Taking place from 20th September to 1st October, this year’s festival has a number of interesting flicks competing for Best Film, Best Director, Best Screenplay and Best Performance. Who decides these? Only a star studded cast of cinematic talent. Just listen to these names: Jamie Campbell Bower, Jack O’Connell, Sean Bean, Celia Imrie, Christopher Ecclestone, Ewen Bremner, Marianne Jean-Baptiste, Nicholas Lyndhurst, Hakeem Kae-Kazim, Josh Whitehouse, Neil Marshall and Rachel Portman. That is an extensive list of great talent. Imagine finding out any of them thought your film was worthy of praise…It would certainly be an honour. So what is playing in competition this year?
We have interest picks from all over the world playing in competition; from France comes The Traveller, about a travel agent’s first ever trip and the temptations that come with it, and Tony Gatlif’s Djam; Croatia’s entry The Constitution, following four housemates divided by their differences; Noise, a Japanese drama about two young girls reflective journey years after a mass shooting, as well as Mukoku from Japan also; from Spain, the horror-thriller Black Hollow Cage, and the US graces us with musical Hello Again!, Maya Dardel and High & Outside: A Baseball Story, which stars Ernie Hudson of all people.

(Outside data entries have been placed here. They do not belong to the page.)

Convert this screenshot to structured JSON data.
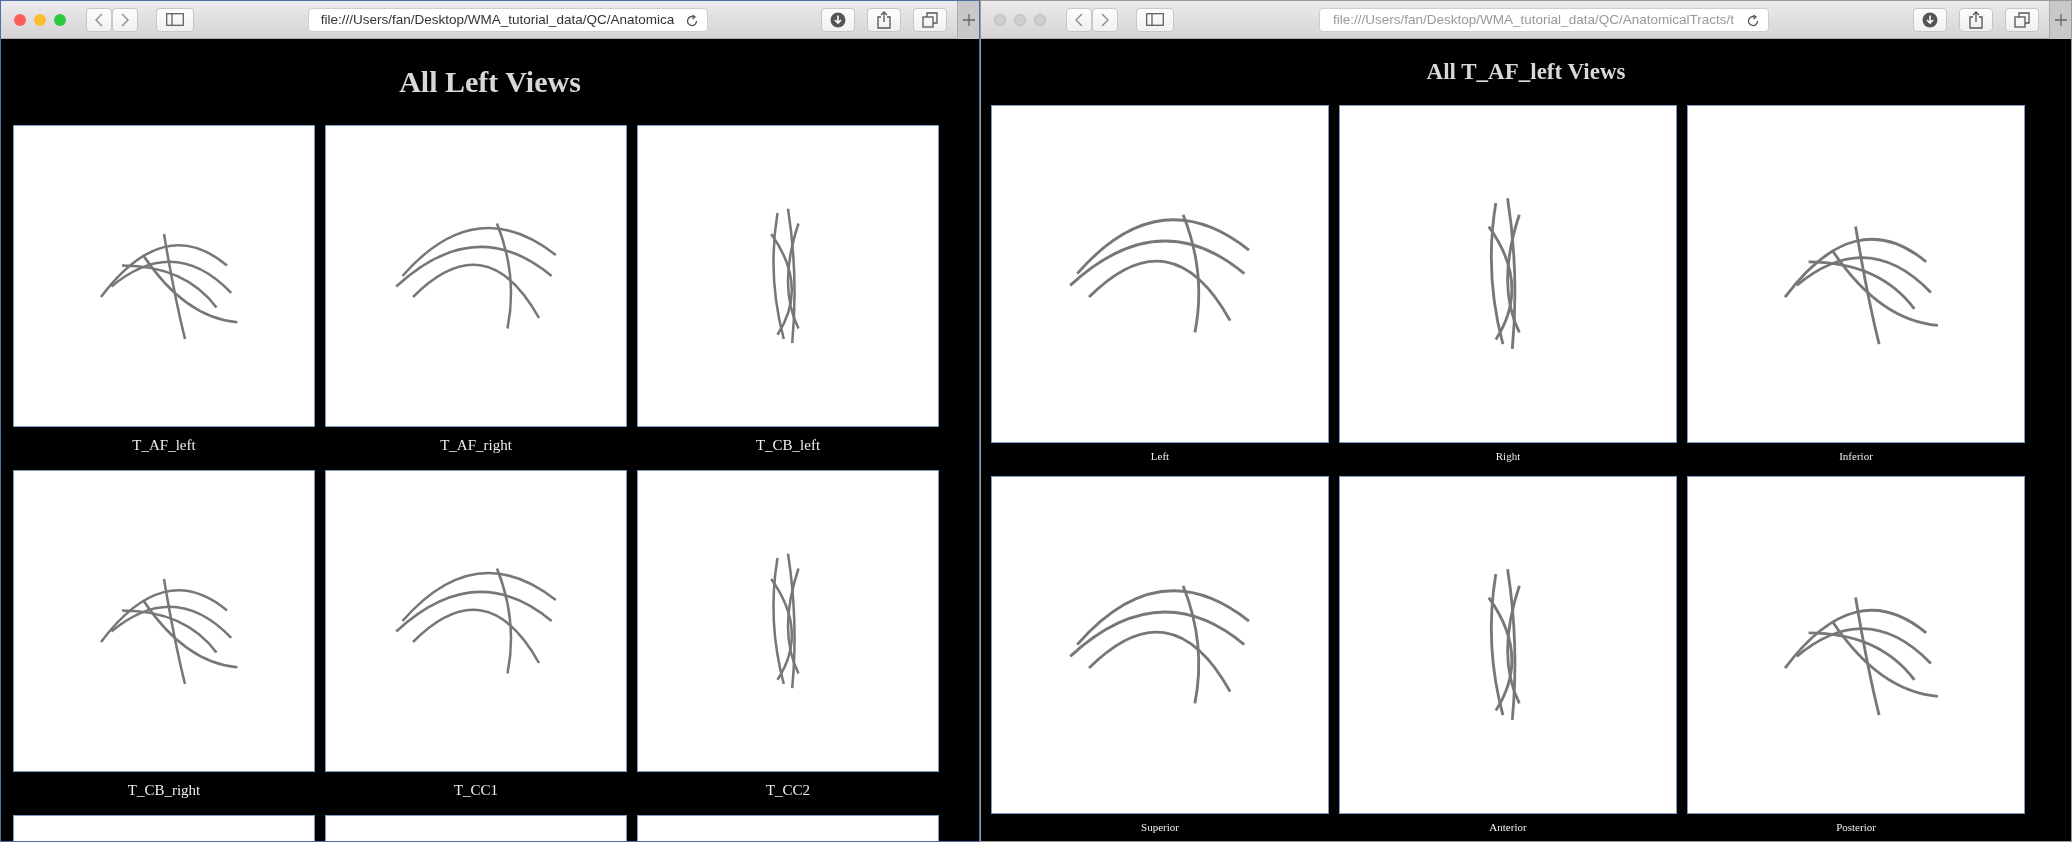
{
  "windows": [
    {
      "active": true,
      "kind": "large",
      "address": "file:///Users/fan/Desktop/WMA_tutorial_data/QC/Anatomica",
      "title": "All Left Views",
      "tiles": [
        {
          "kind": "full",
          "label": "T_AF_left"
        },
        {
          "kind": "full",
          "label": "T_AF_right"
        },
        {
          "kind": "full",
          "label": "T_CB_left"
        },
        {
          "kind": "full",
          "label": "T_CB_right"
        },
        {
          "kind": "full",
          "label": "T_CC1"
        },
        {
          "kind": "full",
          "label": "T_CC2"
        },
        {
          "kind": "partial"
        },
        {
          "kind": "partial"
        },
        {
          "kind": "partial"
        }
      ]
    },
    {
      "active": false,
      "kind": "small",
      "address": "file:///Users/fan/Desktop/WMA_tutorial_data/QC/AnatomicalTracts/t",
      "title": "All T_AF_left Views",
      "tiles": [
        {
          "kind": "full",
          "label": "Left"
        },
        {
          "kind": "full",
          "label": "Right"
        },
        {
          "kind": "full",
          "label": "Inferior"
        },
        {
          "kind": "full",
          "label": "Superior"
        },
        {
          "kind": "full",
          "label": "Anterior"
        },
        {
          "kind": "full",
          "label": "Posterior"
        }
      ]
    }
  ]
}
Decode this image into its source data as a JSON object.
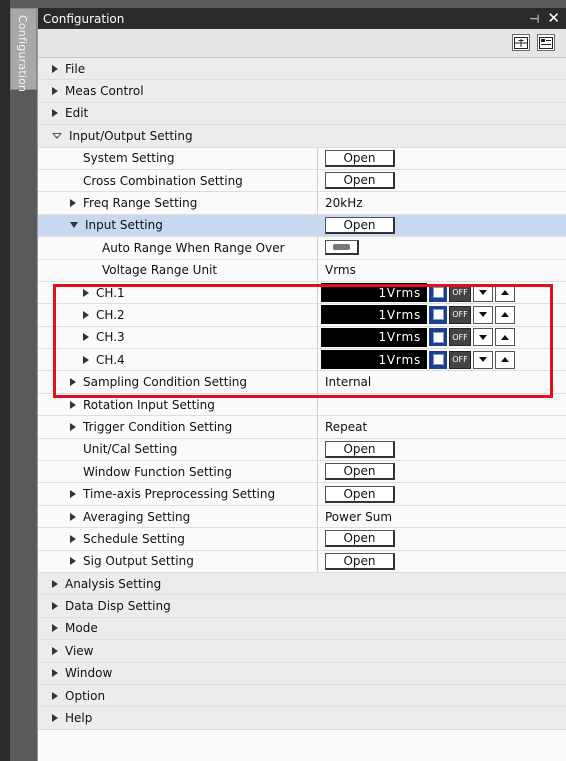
{
  "sidebar_tab": {
    "label": "Configuration"
  },
  "window": {
    "title": "Configuration",
    "pin_glyph": "⊣",
    "close_glyph": "✕"
  },
  "toolbar": {
    "buttons": [
      "expand-icon",
      "collapse-icon"
    ]
  },
  "rows": [
    {
      "type": "cat",
      "arrow": "right",
      "indent": 14,
      "label": "File"
    },
    {
      "type": "cat",
      "arrow": "right",
      "indent": 14,
      "label": "Meas Control"
    },
    {
      "type": "cat",
      "arrow": "right",
      "indent": 14,
      "label": "Edit"
    },
    {
      "type": "cat",
      "arrow": "open",
      "indent": 14,
      "label": "Input/Output Setting"
    },
    {
      "type": "prop",
      "arrow": "none",
      "indent": 45,
      "label": "System Setting",
      "value": {
        "kind": "button",
        "text": "Open"
      }
    },
    {
      "type": "prop",
      "arrow": "none",
      "indent": 45,
      "label": "Cross Combination Setting",
      "value": {
        "kind": "button",
        "text": "Open"
      }
    },
    {
      "type": "prop",
      "arrow": "right",
      "indent": 32,
      "label": "Freq Range Setting",
      "value": {
        "kind": "text",
        "text": "20kHz"
      }
    },
    {
      "type": "prop",
      "arrow": "down",
      "indent": 32,
      "label": "Input Setting",
      "selected": true,
      "value": {
        "kind": "button",
        "text": "Open"
      }
    },
    {
      "type": "prop",
      "arrow": "none",
      "indent": 64,
      "label": "Auto Range When Range Over",
      "value": {
        "kind": "toggle"
      }
    },
    {
      "type": "prop",
      "arrow": "none",
      "indent": 64,
      "label": "Voltage Range Unit",
      "value": {
        "kind": "text",
        "text": "Vrms"
      }
    },
    {
      "type": "prop",
      "arrow": "right",
      "indent": 45,
      "label": "CH.1",
      "value": {
        "kind": "channel",
        "text": "1Vrms",
        "off": "OFF"
      }
    },
    {
      "type": "prop",
      "arrow": "right",
      "indent": 45,
      "label": "CH.2",
      "value": {
        "kind": "channel",
        "text": "1Vrms",
        "off": "OFF"
      }
    },
    {
      "type": "prop",
      "arrow": "right",
      "indent": 45,
      "label": "CH.3",
      "value": {
        "kind": "channel",
        "text": "1Vrms",
        "off": "OFF"
      }
    },
    {
      "type": "prop",
      "arrow": "right",
      "indent": 45,
      "label": "CH.4",
      "value": {
        "kind": "channel",
        "text": "1Vrms",
        "off": "OFF"
      }
    },
    {
      "type": "prop",
      "arrow": "right",
      "indent": 32,
      "label": "Sampling Condition Setting",
      "value": {
        "kind": "text",
        "text": "Internal"
      }
    },
    {
      "type": "prop",
      "arrow": "right",
      "indent": 32,
      "label": "Rotation Input Setting",
      "value": {
        "kind": "empty"
      }
    },
    {
      "type": "prop",
      "arrow": "right",
      "indent": 32,
      "label": "Trigger Condition Setting",
      "value": {
        "kind": "text",
        "text": "Repeat"
      }
    },
    {
      "type": "prop",
      "arrow": "none",
      "indent": 45,
      "label": "Unit/Cal Setting",
      "value": {
        "kind": "button",
        "text": "Open"
      }
    },
    {
      "type": "prop",
      "arrow": "none",
      "indent": 45,
      "label": "Window Function Setting",
      "value": {
        "kind": "button",
        "text": "Open"
      }
    },
    {
      "type": "prop",
      "arrow": "right",
      "indent": 32,
      "label": "Time-axis Preprocessing Setting",
      "value": {
        "kind": "button",
        "text": "Open"
      }
    },
    {
      "type": "prop",
      "arrow": "right",
      "indent": 32,
      "label": "Averaging Setting",
      "value": {
        "kind": "text",
        "text": "Power Sum"
      }
    },
    {
      "type": "prop",
      "arrow": "right",
      "indent": 32,
      "label": "Schedule Setting",
      "value": {
        "kind": "button",
        "text": "Open"
      }
    },
    {
      "type": "prop",
      "arrow": "right",
      "indent": 32,
      "label": "Sig Output Setting",
      "value": {
        "kind": "button",
        "text": "Open"
      }
    },
    {
      "type": "cat",
      "arrow": "right",
      "indent": 14,
      "label": "Analysis Setting"
    },
    {
      "type": "cat",
      "arrow": "right",
      "indent": 14,
      "label": "Data Disp Setting"
    },
    {
      "type": "cat",
      "arrow": "right",
      "indent": 14,
      "label": "Mode"
    },
    {
      "type": "cat",
      "arrow": "right",
      "indent": 14,
      "label": "View"
    },
    {
      "type": "cat",
      "arrow": "right",
      "indent": 14,
      "label": "Window"
    },
    {
      "type": "cat",
      "arrow": "right",
      "indent": 14,
      "label": "Option"
    },
    {
      "type": "cat",
      "arrow": "right",
      "indent": 14,
      "label": "Help"
    }
  ],
  "colors": {
    "selected_row": "#c6d9f1",
    "highlight_border": "#e3101b",
    "titlebar": "#2a2a2a"
  }
}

Amongst the many competitions taking place, Raindance is also offering strands based on LGTB cinema and films directed by women; definitely two areas of the film industry that need more representation, it’s nice that this festival dedicates the time to what these great talents have to offer. From the LGTB strand, we have queer filmmaker Bruce LaBruce – Best name ever – with his new film The Misandrists, about a young boy who is taken in with Female Liberation Party, then finding out it’s a Lesbian separatist stronghold – Best plot ever – as well the Mena Suvari lead Becks, and German flick Drifter, about an eccentric drifter who comes home to discover his childhood abuser is still alive. Films directed by women include Leslie Ann Cole’s Melody Makers, a documentary focusing on the rise and fall of Melody Maker Magazine; Laura Schroder’s Barrage, starring Isabelle Huppert and her real life daughter Lolita Chammah, as her character returns home to see her young daughter, in the care of her grandmother (Huppert), and kidnaps her taking her on a road trip; and City Of Joy is Madeline Gavin’s inspiring documentary following the first class of students at a remarkable leadership centre in the Eastern Democratic Republic of Congo, a region often referred as “the worst place in the world to be a woman”.
But believe me when I say this is just the tip of the iceberg; so many competitions, short films, music videos and VR experiences to be had at this extremely exciting festival.
Check out Raindance from 20th September-1st October in London’s West End.
For all the information you need, visit: https://www.raindance.org/festival/